Nothing but the exact text of the entries should appear in your answer; pictures stay out.

Items from an interface collection
===============

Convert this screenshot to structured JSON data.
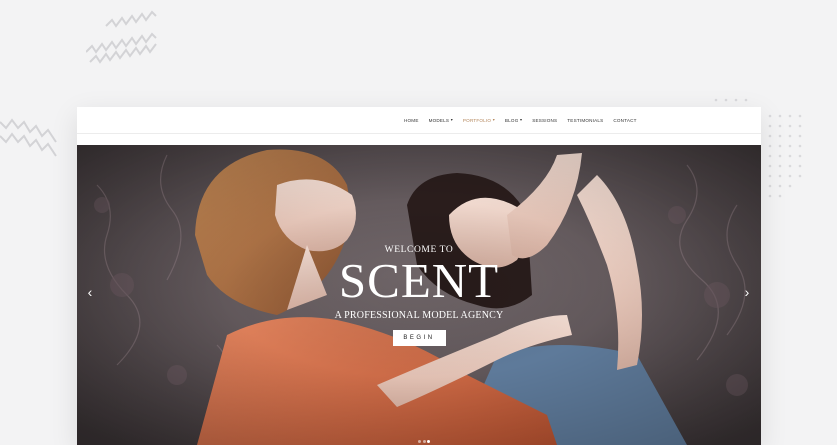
{
  "nav": {
    "items": [
      {
        "label": "HOME",
        "caret": ""
      },
      {
        "label": "MODELS",
        "caret": "▾"
      },
      {
        "label": "PORTFOLIO",
        "caret": "▾"
      },
      {
        "label": "BLOG",
        "caret": "▾"
      },
      {
        "label": "SESSIONS",
        "caret": ""
      },
      {
        "label": "TESTIMONIALS",
        "caret": ""
      },
      {
        "label": "CONTACT",
        "caret": ""
      }
    ],
    "active_item": "PORTFOLIO",
    "active_color": "#b3855a"
  },
  "hero": {
    "welcome": "WELCOME TO",
    "brand": "SCENT",
    "tagline": "A PROFESSIONAL MODEL AGENCY",
    "cta_label": "BEGIN",
    "prev_arrow": "‹",
    "next_arrow": "›",
    "slides_count": 3,
    "active_slide": 3
  },
  "icons": {
    "prev": "chevron-left-icon",
    "next": "chevron-right-icon"
  },
  "colors": {
    "page_bg": "#f3f3f4",
    "hero_overlay": "#524a4d",
    "text_light": "#ffffff"
  }
}
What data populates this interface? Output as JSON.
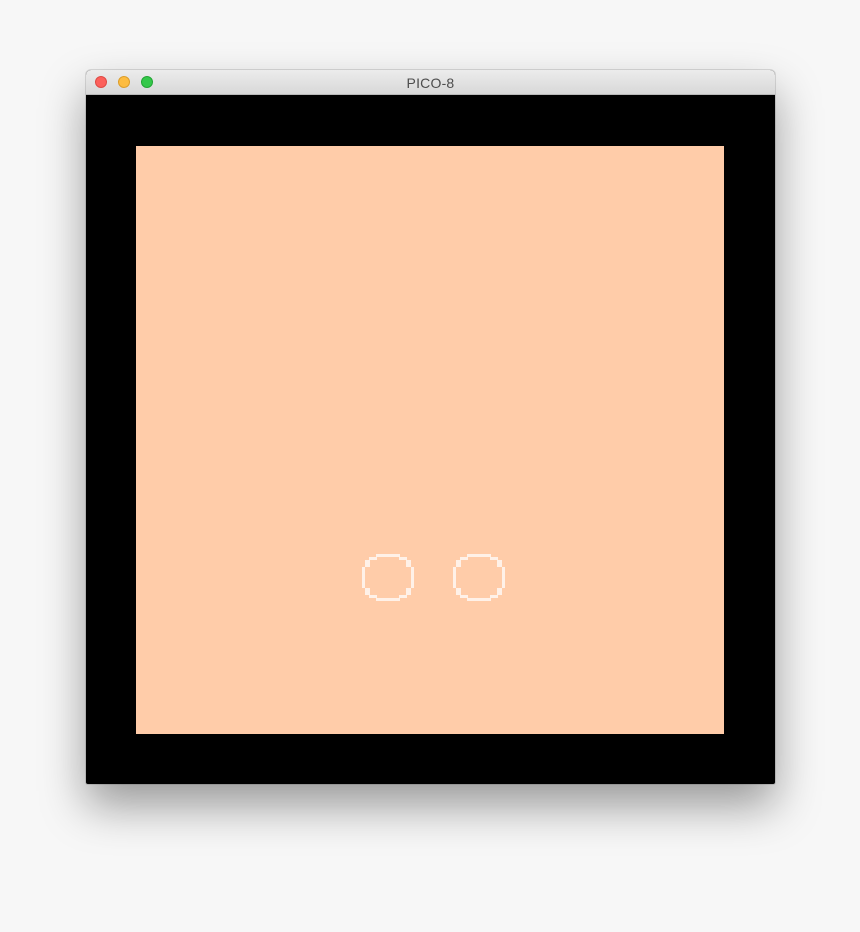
{
  "window": {
    "title": "PICO-8"
  },
  "screen": {
    "background_color": "#ffcca9",
    "border_color": "#000000",
    "sprite_color": "#fff1e8",
    "objects": [
      {
        "name": "left-circle",
        "shape": "ring"
      },
      {
        "name": "right-circle",
        "shape": "ring"
      }
    ]
  },
  "controls": [
    "close",
    "minimize",
    "maximize"
  ]
}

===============

- **Task answer**:
Convert this screenshot to structured JSON data.
{
  "nav": {
    "items": [
      {
        "label": "HOME",
        "caret": ""
      },
      {
        "label": "MODELS",
        "caret": "▾"
      },
      {
        "label": "PORTFOLIO",
        "caret": "▾"
      },
      {
        "label": "BLOG",
        "caret": "▾"
      },
      {
        "label": "SESSIONS",
        "caret": ""
      },
      {
        "label": "TESTIMONIALS",
        "caret": ""
      },
      {
        "label": "CONTACT",
        "caret": ""
      }
    ],
    "active_item": "PORTFOLIO",
    "active_color": "#b3855a"
  },
  "hero": {
    "welcome": "WELCOME TO",
    "brand": "SCENT",
    "tagline": "A PROFESSIONAL MODEL AGENCY",
    "cta_label": "BEGIN",
    "prev_arrow": "‹",
    "next_arrow": "›",
    "slides_count": 3,
    "active_slide": 3
  },
  "icons": {
    "prev": "chevron-left-icon",
    "next": "chevron-right-icon"
  },
  "colors": {
    "page_bg": "#f3f3f4",
    "hero_overlay": "#524a4d",
    "text_light": "#ffffff"
  }
}
What data populates this interface? Output as JSON.
{
  "window": {
    "title": "PICO-8"
  },
  "screen": {
    "background_color": "#ffcca9",
    "border_color": "#000000",
    "sprite_color": "#fff1e8",
    "objects": [
      {
        "name": "left-circle",
        "shape": "ring"
      },
      {
        "name": "right-circle",
        "shape": "ring"
      }
    ]
  },
  "controls": [
    "close",
    "minimize",
    "maximize"
  ]
}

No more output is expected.